Soon Adele ships Bart off to church camp, where he meets a young girl named Shannon who’s quite taken with him. When Bart returns home after a spiritually transformative week, however, his mother has gone. Abandoned him to a father who growls more than he speaks, one who’s more prone to hit than hug. “Mom left,” his dad says simply. “Just you and me now.”
And so it is. It’s a sad fate for a boy, a tender dreamer being raised by a man whose dreams are dead.
But Bart strives mightily to earn his crusty father’s approval anyway, notably by playing football in high school. But when a terrible tackle breaks both of Bart’s legs, the teen’s sole path to pleasing his father smacks into a dead end. In the hospital, he asks his father about his injuries: “What’d they say?”
“They said you can’t play,” Arthur responds coldly.
“For how long?”
“Well, that’s disappointing,” Bart says.
“Yeah, it is,” his dad says, and walks out of the hospital room.
In the weeks and months that follow, though, Bart makes a surprising discovery—one that he hides from his father: He can sing. That undeniable talent eventually leads him to pursue a career in music, following his heart, following his dream.
But in the back of his mind, his father’s voice echoes like a poisonous curse: “Dreams don’t pay the bills,” it whispers. And when Bart, now the lead singer of a band called MercyMe, hits a crisis point, he knows he has to return home and confront unfinished business with his father.
The man he discovers there is not the one he expected to find. In fact, he’s become someone Bart never could have imagined…
Much of Bart’s journey is closely intertwined with his faith—sometimes growing, other times receding. But his hard-but-redemptive story is one that many who’ve struggled through painful family dysfunction will likely identify with.
Arthur truly is a broken shell of a man. And for much of this story, the only perspective we see of him is how that soul-sapping disillusionment with life eats away at him and makes him an ill-tempered, angry bully.

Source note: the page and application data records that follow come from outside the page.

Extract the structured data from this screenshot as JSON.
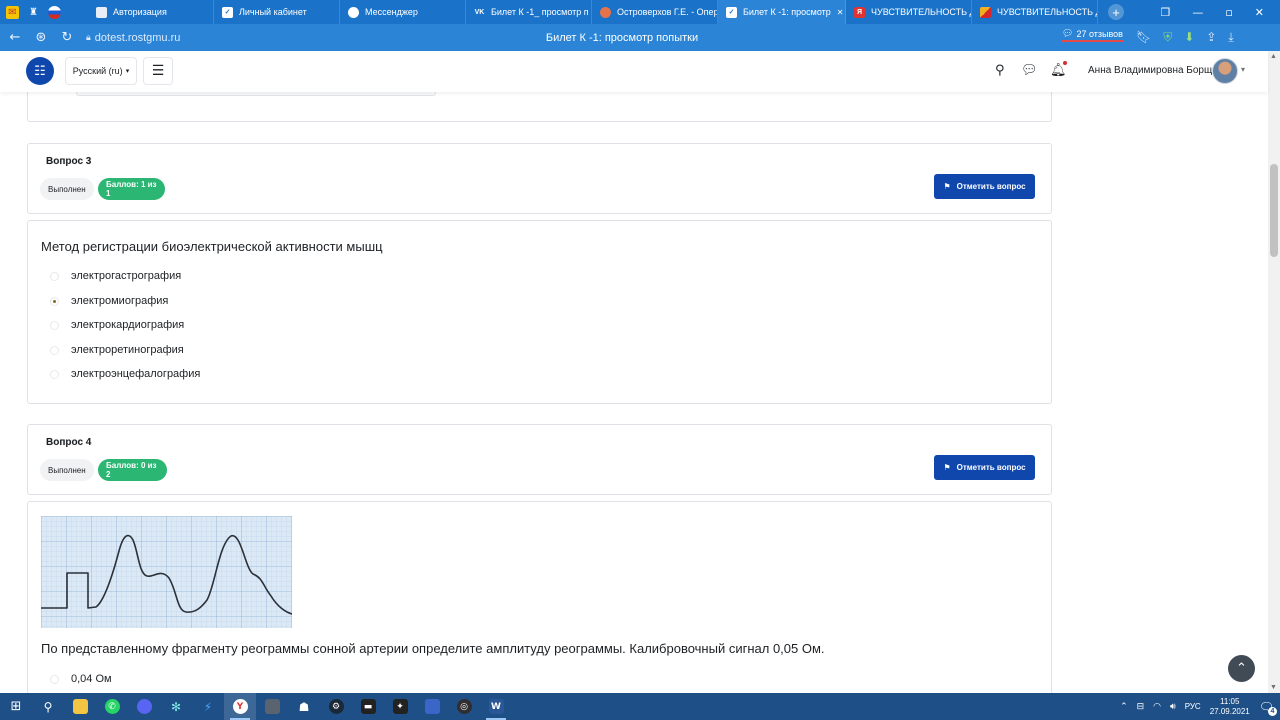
{
  "browser": {
    "tabs": [
      {
        "title": "Авторизация",
        "icon": "gosuslugi-icon",
        "color": "#e8eef6"
      },
      {
        "title": "Личный кабинет",
        "icon": "checkmark-shield-icon",
        "color": "#ffffff"
      },
      {
        "title": "Мессенджер",
        "icon": "chat-bubble-icon",
        "color": "#ffffff"
      },
      {
        "title": "Билет К -1_ просмотр п",
        "icon": "vk-icon",
        "color": "#ffffff"
      },
      {
        "title": "Островерхов Г.Е. - Опер",
        "icon": "book-icon",
        "color": "#e8734a"
      },
      {
        "title": "Билет К -1: просмотр",
        "icon": "checkmark-shield-icon",
        "color": "#ffffff",
        "active": true
      },
      {
        "title": "ЧУВСТВИТЕЛЬНОСТЬ Д",
        "icon": "yandex-icon",
        "color": "#e03333"
      },
      {
        "title": "ЧУВСТВИТЕЛЬНОСТЬ Д",
        "icon": "colorful-book-icon",
        "color": "#f2b01e"
      }
    ],
    "close_glyph": "✕",
    "url": "dotest.rostgmu.ru",
    "page_title": "Билет К -1: просмотр попытки",
    "reviews_label": "27 отзывов"
  },
  "header": {
    "language": "Русский (ru)",
    "user_name": "Анна Владимировна Борщ"
  },
  "questions": [
    {
      "title": "Вопрос 3",
      "state": "Выполнен",
      "grade": "Баллов: 1 из 1",
      "flag_label": "Отметить вопрос",
      "text": "Метод регистрации биоэлектрической активности мышц",
      "answers": [
        {
          "label": "электрогастрография",
          "checked": false
        },
        {
          "label": "электромиография",
          "checked": true
        },
        {
          "label": "электрокардиография",
          "checked": false
        },
        {
          "label": "электроретинография",
          "checked": false
        },
        {
          "label": "электроэнцефалография",
          "checked": false
        }
      ]
    },
    {
      "title": "Вопрос 4",
      "state": "Выполнен",
      "grade": "Баллов: 0 из 2",
      "flag_label": "Отметить вопрос",
      "text": "По представленному фрагменту реограммы сонной артерии определите амплитуду реограммы. Калибровочный сигнал 0,05 Ом.",
      "answers": [
        {
          "label": "0,04 Ом",
          "checked": false
        }
      ]
    }
  ],
  "taskbar": {
    "language": "РУС",
    "time": "11:05",
    "date": "27.09.2021",
    "notification_count": "4"
  },
  "colors": {
    "browser_blue": "#1a73c9",
    "primary": "#0f47ad",
    "success": "#2bb673",
    "taskbar": "#1e4f86"
  }
}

That’s not good, obviously. But the film does realistically depict the consequences of that emotional brokenness, namely his wife’s abandonment and Bart’s deep personal wounds. Bart spends much of the film coming to terms to with how badly his father hurt him. But, with the encouragement of the band’s manager, a Nashville insider named Brickell, Bart decides to return home to try to mend his relationship with his aging father.
Things aren’t easy when Bart gets back, on many levels. But he finds Arthur a changed man, and he’s forced to decide whether he can really forgive his dad for the lifetime of pain that he’s inflicted upon his son. Near the end of his life, Arthur offers Bart a remarkable blessing, saying, “I told you not to follow your dreams, but that’s only because mine never came true.” Then he tells his son that he’s been saving money and has a life insurance policy that should sustain Bart while he pursues his musical career. “And I want you to have that so you can pay attention to your singing. And you’ll get a check every month. So you can chase your dream. And I want you to catch it. Don’t you ever look back. You promise?”
Elsewhere in the film, various characters respond to Bart with patience and grace, even when he’s acting like a self-centered hothead. These include his on-again, off-again, on-again girlfriend, Shannon; his surly-but-wise manager, Brickell; and his surprisingly patient band members, who repeatedly go out of their way to try to help their high-maintenance lead singer get what he needs to heal.
As for Bart, he definitely has some character shortcomings. But he’s also determined and idealistic—even amid his deeply hidden hurts—and he’s willing to receive others’ correction, even when it’s an affront to his pride… (continued…)